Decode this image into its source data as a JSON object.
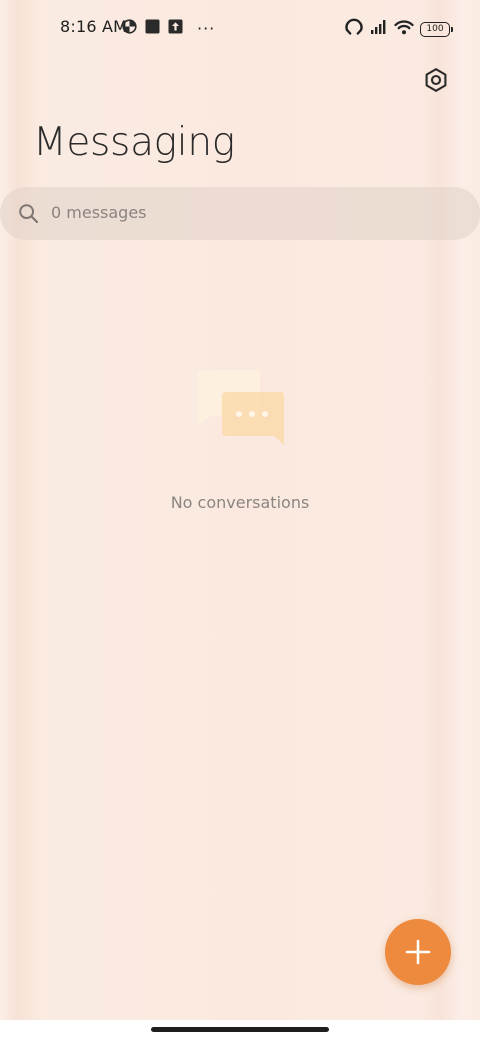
{
  "status_bar": {
    "time": "8:16 AM",
    "left_icons": [
      "data-saver-icon",
      "square-notification-icon",
      "upload-notification-icon",
      "more-notifications-icon"
    ],
    "more_indicator": "···",
    "right_icons": [
      "hotspot-icon",
      "signal-icon",
      "wifi-icon",
      "battery-icon"
    ],
    "battery_level": "100"
  },
  "header": {
    "title": "Messaging",
    "settings_icon": "settings-icon"
  },
  "search": {
    "placeholder": "0 messages"
  },
  "empty_state": {
    "illustration": "chat-bubbles-icon",
    "message": "No conversations"
  },
  "fab": {
    "icon": "plus-icon",
    "color": "#ee8a3e"
  },
  "colors": {
    "background": "#fbeae0",
    "accent": "#ee8a3e",
    "search_bg": "#e8dcd3"
  }
}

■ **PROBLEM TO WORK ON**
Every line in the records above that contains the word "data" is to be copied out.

■ **ANSWER BOX**
Decode this image into its source data as a JSON object.
      "data-saver-icon",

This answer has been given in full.